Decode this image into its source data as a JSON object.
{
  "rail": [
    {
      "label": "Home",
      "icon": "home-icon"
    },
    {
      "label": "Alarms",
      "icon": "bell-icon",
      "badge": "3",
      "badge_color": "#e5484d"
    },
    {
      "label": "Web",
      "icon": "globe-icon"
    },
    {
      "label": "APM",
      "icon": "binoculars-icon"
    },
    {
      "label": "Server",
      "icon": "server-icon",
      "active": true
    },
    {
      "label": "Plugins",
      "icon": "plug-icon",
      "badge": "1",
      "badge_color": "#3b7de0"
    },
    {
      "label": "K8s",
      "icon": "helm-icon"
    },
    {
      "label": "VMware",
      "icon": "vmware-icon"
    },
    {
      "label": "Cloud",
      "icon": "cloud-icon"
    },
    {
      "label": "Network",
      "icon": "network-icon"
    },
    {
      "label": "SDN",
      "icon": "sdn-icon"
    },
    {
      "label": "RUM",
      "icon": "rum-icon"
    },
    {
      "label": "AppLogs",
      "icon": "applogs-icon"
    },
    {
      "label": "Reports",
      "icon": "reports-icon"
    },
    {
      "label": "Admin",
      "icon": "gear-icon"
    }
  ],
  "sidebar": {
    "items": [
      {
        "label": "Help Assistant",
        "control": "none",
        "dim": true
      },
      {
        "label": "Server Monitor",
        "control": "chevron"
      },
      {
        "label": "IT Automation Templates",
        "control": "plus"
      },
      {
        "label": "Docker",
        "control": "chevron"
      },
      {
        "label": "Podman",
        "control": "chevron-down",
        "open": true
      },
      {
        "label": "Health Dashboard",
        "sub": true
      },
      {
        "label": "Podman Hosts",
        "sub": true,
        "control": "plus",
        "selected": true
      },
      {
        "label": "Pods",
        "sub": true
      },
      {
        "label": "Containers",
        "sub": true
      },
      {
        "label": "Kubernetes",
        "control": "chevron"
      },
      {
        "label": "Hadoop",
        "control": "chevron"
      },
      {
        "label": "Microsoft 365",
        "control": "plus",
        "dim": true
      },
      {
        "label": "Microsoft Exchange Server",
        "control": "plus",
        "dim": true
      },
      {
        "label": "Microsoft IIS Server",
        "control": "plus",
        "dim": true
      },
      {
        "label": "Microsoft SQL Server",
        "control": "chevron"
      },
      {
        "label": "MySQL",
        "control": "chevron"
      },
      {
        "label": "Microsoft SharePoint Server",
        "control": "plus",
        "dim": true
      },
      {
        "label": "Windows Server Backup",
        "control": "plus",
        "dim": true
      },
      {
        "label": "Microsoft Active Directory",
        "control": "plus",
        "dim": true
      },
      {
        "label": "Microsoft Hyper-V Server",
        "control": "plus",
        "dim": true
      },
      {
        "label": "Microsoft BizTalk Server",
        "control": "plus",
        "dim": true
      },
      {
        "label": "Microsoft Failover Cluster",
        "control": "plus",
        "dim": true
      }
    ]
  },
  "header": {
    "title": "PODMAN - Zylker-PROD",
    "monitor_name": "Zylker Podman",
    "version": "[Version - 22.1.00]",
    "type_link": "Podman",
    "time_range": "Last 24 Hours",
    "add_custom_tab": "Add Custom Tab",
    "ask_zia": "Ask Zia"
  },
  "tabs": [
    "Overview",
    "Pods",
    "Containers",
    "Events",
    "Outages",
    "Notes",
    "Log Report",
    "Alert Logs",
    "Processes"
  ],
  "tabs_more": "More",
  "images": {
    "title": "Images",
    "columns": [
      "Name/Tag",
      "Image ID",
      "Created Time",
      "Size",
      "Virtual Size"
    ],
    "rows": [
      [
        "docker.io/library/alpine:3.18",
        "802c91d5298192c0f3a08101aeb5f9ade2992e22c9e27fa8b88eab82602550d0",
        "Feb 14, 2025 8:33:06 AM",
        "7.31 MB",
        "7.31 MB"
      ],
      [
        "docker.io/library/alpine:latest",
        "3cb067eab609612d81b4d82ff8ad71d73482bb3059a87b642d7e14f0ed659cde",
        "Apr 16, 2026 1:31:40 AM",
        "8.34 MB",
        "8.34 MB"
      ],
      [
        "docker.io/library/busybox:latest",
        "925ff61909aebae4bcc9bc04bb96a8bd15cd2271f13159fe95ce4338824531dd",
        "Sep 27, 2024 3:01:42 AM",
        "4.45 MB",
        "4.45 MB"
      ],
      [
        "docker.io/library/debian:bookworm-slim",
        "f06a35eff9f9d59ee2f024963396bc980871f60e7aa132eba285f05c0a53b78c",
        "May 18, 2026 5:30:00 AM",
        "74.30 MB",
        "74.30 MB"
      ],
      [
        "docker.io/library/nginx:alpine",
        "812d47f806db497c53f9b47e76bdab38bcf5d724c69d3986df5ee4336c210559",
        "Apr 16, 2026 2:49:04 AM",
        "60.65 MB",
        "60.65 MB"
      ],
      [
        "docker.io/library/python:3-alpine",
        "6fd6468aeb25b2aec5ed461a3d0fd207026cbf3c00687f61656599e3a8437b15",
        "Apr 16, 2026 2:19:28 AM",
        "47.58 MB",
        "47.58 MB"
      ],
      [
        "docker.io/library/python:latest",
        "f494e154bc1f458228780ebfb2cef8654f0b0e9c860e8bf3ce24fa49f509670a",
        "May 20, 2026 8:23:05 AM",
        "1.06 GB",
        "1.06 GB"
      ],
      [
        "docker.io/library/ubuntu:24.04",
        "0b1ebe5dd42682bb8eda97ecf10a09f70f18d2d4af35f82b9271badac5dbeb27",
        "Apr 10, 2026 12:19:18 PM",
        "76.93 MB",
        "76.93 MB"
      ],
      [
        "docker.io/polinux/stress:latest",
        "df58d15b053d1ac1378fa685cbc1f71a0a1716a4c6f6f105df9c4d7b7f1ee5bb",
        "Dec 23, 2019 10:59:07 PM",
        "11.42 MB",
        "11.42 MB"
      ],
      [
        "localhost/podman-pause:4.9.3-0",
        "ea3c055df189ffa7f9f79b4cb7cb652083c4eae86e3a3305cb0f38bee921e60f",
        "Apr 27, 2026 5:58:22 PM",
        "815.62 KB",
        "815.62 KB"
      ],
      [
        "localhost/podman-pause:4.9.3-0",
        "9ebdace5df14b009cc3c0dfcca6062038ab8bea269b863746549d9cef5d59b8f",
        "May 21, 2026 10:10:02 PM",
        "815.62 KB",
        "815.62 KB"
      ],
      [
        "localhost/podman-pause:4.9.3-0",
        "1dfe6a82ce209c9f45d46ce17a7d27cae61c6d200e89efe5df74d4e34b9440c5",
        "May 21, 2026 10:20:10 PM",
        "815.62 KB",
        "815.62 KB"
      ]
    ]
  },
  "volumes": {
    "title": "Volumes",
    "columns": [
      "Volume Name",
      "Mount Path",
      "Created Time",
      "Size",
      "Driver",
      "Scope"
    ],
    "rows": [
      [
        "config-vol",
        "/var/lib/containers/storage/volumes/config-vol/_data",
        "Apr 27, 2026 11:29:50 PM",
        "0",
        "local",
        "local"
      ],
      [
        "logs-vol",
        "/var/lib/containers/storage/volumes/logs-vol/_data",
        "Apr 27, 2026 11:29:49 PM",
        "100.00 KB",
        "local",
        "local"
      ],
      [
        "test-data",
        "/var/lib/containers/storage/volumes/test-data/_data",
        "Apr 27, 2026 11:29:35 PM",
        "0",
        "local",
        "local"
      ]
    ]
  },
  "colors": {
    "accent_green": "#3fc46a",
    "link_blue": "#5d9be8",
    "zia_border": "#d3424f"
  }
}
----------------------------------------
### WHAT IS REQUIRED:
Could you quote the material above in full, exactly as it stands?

### SOLUTION TO THIS PROBLEM:
Decode this image into its source data as a JSON object.
{
  "rail": [
    {
      "label": "Home",
      "icon": "home-icon"
    },
    {
      "label": "Alarms",
      "icon": "bell-icon",
      "badge": "3",
      "badge_color": "#e5484d"
    },
    {
      "label": "Web",
      "icon": "globe-icon"
    },
    {
      "label": "APM",
      "icon": "binoculars-icon"
    },
    {
      "label": "Server",
      "icon": "server-icon",
      "active": true
    },
    {
      "label": "Plugins",
      "icon": "plug-icon",
      "badge": "1",
      "badge_color": "#3b7de0"
    },
    {
      "label": "K8s",
      "icon": "helm-icon"
    },
    {
      "label": "VMware",
      "icon": "vmware-icon"
    },
    {
      "label": "Cloud",
      "icon": "cloud-icon"
    },
    {
      "label": "Network",
      "icon": "network-icon"
    },
    {
      "label": "SDN",
      "icon": "sdn-icon"
    },
    {
      "label": "RUM",
      "icon": "rum-icon"
    },
    {
      "label": "AppLogs",
      "icon": "applogs-icon"
    },
    {
      "label": "Reports",
      "icon": "reports-icon"
    },
    {
      "label": "Admin",
      "icon": "gear-icon"
    }
  ],
  "sidebar": {
    "items": [
      {
        "label": "Help Assistant",
        "control": "none",
        "dim": true
      },
      {
        "label": "Server Monitor",
        "control": "chevron"
      },
      {
        "label": "IT Automation Templates",
        "control": "plus"
      },
      {
        "label": "Docker",
        "control": "chevron"
      },
      {
        "label": "Podman",
        "control": "chevron-down",
        "open": true
      },
      {
        "label": "Health Dashboard",
        "sub": true
      },
      {
        "label": "Podman Hosts",
        "sub": true,
        "control": "plus",
        "selected": true
      },
      {
        "label": "Pods",
        "sub": true
      },
      {
        "label": "Containers",
        "sub": true
      },
      {
        "label": "Kubernetes",
        "control": "chevron"
      },
      {
        "label": "Hadoop",
        "control": "chevron"
      },
      {
        "label": "Microsoft 365",
        "control": "plus",
        "dim": true
      },
      {
        "label": "Microsoft Exchange Server",
        "control": "plus",
        "dim": true
      },
      {
        "label": "Microsoft IIS Server",
        "control": "plus",
        "dim": true
      },
      {
        "label": "Microsoft SQL Server",
        "control": "chevron"
      },
      {
        "label": "MySQL",
        "control": "chevron"
      },
      {
        "label": "Microsoft SharePoint Server",
        "control": "plus",
        "dim": true
      },
      {
        "label": "Windows Server Backup",
        "control": "plus",
        "dim": true
      },
      {
        "label": "Microsoft Active Directory",
        "control": "plus",
        "dim": true
      },
      {
        "label": "Microsoft Hyper-V Server",
        "control": "plus",
        "dim": true
      },
      {
        "label": "Microsoft BizTalk Server",
        "control": "plus",
        "dim": true
      },
      {
        "label": "Microsoft Failover Cluster",
        "control": "plus",
        "dim": true
      }
    ]
  },
  "header": {
    "title": "PODMAN - Zylker-PROD",
    "monitor_name": "Zylker Podman",
    "version": "[Version - 22.1.00]",
    "type_link": "Podman",
    "time_range": "Last 24 Hours",
    "add_custom_tab": "Add Custom Tab",
    "ask_zia": "Ask Zia"
  },
  "tabs": [
    "Overview",
    "Pods",
    "Containers",
    "Events",
    "Outages",
    "Notes",
    "Log Report",
    "Alert Logs",
    "Processes"
  ],
  "tabs_more": "More",
  "images": {
    "title": "Images",
    "columns": [
      "Name/Tag",
      "Image ID",
      "Created Time",
      "Size",
      "Virtual Size"
    ],
    "rows": [
      [
        "docker.io/library/alpine:3.18",
        "802c91d5298192c0f3a08101aeb5f9ade2992e22c9e27fa8b88eab82602550d0",
        "Feb 14, 2025 8:33:06 AM",
        "7.31 MB",
        "7.31 MB"
      ],
      [
        "docker.io/library/alpine:latest",
        "3cb067eab609612d81b4d82ff8ad71d73482bb3059a87b642d7e14f0ed659cde",
        "Apr 16, 2026 1:31:40 AM",
        "8.34 MB",
        "8.34 MB"
      ],
      [
        "docker.io/library/busybox:latest",
        "925ff61909aebae4bcc9bc04bb96a8bd15cd2271f13159fe95ce4338824531dd",
        "Sep 27, 2024 3:01:42 AM",
        "4.45 MB",
        "4.45 MB"
      ],
      [
        "docker.io/library/debian:bookworm-slim",
        "f06a35eff9f9d59ee2f024963396bc980871f60e7aa132eba285f05c0a53b78c",
        "May 18, 2026 5:30:00 AM",
        "74.30 MB",
        "74.30 MB"
      ],
      [
        "docker.io/library/nginx:alpine",
        "812d47f806db497c53f9b47e76bdab38bcf5d724c69d3986df5ee4336c210559",
        "Apr 16, 2026 2:49:04 AM",
        "60.65 MB",
        "60.65 MB"
      ],
      [
        "docker.io/library/python:3-alpine",
        "6fd6468aeb25b2aec5ed461a3d0fd207026cbf3c00687f61656599e3a8437b15",
        "Apr 16, 2026 2:19:28 AM",
        "47.58 MB",
        "47.58 MB"
      ],
      [
        "docker.io/library/python:latest",
        "f494e154bc1f458228780ebfb2cef8654f0b0e9c860e8bf3ce24fa49f509670a",
        "May 20, 2026 8:23:05 AM",
        "1.06 GB",
        "1.06 GB"
      ],
      [
        "docker.io/library/ubuntu:24.04",
        "0b1ebe5dd42682bb8eda97ecf10a09f70f18d2d4af35f82b9271badac5dbeb27",
        "Apr 10, 2026 12:19:18 PM",
        "76.93 MB",
        "76.93 MB"
      ],
      [
        "docker.io/polinux/stress:latest",
        "df58d15b053d1ac1378fa685cbc1f71a0a1716a4c6f6f105df9c4d7b7f1ee5bb",
        "Dec 23, 2019 10:59:07 PM",
        "11.42 MB",
        "11.42 MB"
      ],
      [
        "localhost/podman-pause:4.9.3-0",
        "ea3c055df189ffa7f9f79b4cb7cb652083c4eae86e3a3305cb0f38bee921e60f",
        "Apr 27, 2026 5:58:22 PM",
        "815.62 KB",
        "815.62 KB"
      ],
      [
        "localhost/podman-pause:4.9.3-0",
        "9ebdace5df14b009cc3c0dfcca6062038ab8bea269b863746549d9cef5d59b8f",
        "May 21, 2026 10:10:02 PM",
        "815.62 KB",
        "815.62 KB"
      ],
      [
        "localhost/podman-pause:4.9.3-0",
        "1dfe6a82ce209c9f45d46ce17a7d27cae61c6d200e89efe5df74d4e34b9440c5",
        "May 21, 2026 10:20:10 PM",
        "815.62 KB",
        "815.62 KB"
      ]
    ]
  },
  "volumes": {
    "title": "Volumes",
    "columns": [
      "Volume Name",
      "Mount Path",
      "Created Time",
      "Size",
      "Driver",
      "Scope"
    ],
    "rows": [
      [
        "config-vol",
        "/var/lib/containers/storage/volumes/config-vol/_data",
        "Apr 27, 2026 11:29:50 PM",
        "0",
        "local",
        "local"
      ],
      [
        "logs-vol",
        "/var/lib/containers/storage/volumes/logs-vol/_data",
        "Apr 27, 2026 11:29:49 PM",
        "100.00 KB",
        "local",
        "local"
      ],
      [
        "test-data",
        "/var/lib/containers/storage/volumes/test-data/_data",
        "Apr 27, 2026 11:29:35 PM",
        "0",
        "local",
        "local"
      ]
    ]
  },
  "colors": {
    "accent_green": "#3fc46a",
    "link_blue": "#5d9be8",
    "zia_border": "#d3424f"
  }
}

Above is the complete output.